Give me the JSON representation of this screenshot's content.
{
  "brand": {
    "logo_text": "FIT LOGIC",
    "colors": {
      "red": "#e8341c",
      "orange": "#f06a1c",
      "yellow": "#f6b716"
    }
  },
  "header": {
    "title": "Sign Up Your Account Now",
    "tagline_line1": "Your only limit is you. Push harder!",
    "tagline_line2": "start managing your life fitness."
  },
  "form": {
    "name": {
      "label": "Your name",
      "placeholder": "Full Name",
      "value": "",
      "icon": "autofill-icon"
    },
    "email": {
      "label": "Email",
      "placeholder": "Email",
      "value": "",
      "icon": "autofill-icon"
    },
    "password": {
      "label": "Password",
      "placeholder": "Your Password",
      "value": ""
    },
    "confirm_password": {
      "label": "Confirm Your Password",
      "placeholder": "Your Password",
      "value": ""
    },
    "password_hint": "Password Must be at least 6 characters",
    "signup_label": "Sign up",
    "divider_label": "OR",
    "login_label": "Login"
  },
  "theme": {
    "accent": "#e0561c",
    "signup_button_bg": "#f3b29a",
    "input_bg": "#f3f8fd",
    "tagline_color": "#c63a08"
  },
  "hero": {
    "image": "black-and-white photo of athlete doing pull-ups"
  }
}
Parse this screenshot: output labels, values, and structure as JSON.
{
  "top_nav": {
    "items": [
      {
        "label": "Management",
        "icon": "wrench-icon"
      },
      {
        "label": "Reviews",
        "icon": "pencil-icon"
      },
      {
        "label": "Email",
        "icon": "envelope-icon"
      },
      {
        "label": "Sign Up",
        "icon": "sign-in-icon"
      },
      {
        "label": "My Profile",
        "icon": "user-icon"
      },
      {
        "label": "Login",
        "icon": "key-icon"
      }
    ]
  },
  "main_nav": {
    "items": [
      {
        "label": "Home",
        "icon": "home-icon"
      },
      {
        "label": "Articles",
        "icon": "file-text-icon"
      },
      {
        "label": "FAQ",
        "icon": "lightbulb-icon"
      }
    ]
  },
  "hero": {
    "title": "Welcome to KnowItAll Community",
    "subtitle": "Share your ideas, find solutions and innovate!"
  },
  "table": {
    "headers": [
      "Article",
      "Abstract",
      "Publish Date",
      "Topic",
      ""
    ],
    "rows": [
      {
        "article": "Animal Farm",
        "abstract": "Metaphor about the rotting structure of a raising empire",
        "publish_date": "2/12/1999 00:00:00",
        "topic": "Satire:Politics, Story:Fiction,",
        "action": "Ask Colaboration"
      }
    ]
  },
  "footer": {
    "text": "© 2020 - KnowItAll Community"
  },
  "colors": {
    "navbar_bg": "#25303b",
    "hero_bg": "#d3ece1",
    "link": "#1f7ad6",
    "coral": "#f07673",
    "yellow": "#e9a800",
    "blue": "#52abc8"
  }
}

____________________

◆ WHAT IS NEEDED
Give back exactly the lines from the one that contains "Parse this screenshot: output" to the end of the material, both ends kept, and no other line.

◆ RESULT FOR THIS EXERCISE
Parse this screenshot: output labels, values, and structure as JSON.
{
  "top_nav": {
    "items": [
      {
        "label": "Management",
        "icon": "wrench-icon"
      },
      {
        "label": "Reviews",
        "icon": "pencil-icon"
      },
      {
        "label": "Email",
        "icon": "envelope-icon"
      },
      {
        "label": "Sign Up",
        "icon": "sign-in-icon"
      },
      {
        "label": "My Profile",
        "icon": "user-icon"
      },
      {
        "label": "Login",
        "icon": "key-icon"
      }
    ]
  },
  "main_nav": {
    "items": [
      {
        "label": "Home",
        "icon": "home-icon"
      },
      {
        "label": "Articles",
        "icon": "file-text-icon"
      },
      {
        "label": "FAQ",
        "icon": "lightbulb-icon"
      }
    ]
  },
  "hero": {
    "title": "Welcome to KnowItAll Community",
    "subtitle": "Share your ideas, find solutions and innovate!"
  },
  "table": {
    "headers": [
      "Article",
      "Abstract",
      "Publish Date",
      "Topic",
      ""
    ],
    "rows": [
      {
        "article": "Animal Farm",
        "abstract": "Metaphor about the rotting structure of a raising empire",
        "publish_date": "2/12/1999 00:00:00",
        "topic": "Satire:Politics, Story:Fiction,",
        "action": "Ask Colaboration"
      }
    ]
  },
  "footer": {
    "text": "© 2020 - KnowItAll Community"
  },
  "colors": {
    "navbar_bg": "#25303b",
    "hero_bg": "#d3ece1",
    "link": "#1f7ad6",
    "coral": "#f07673",
    "yellow": "#e9a800",
    "blue": "#52abc8"
  }
}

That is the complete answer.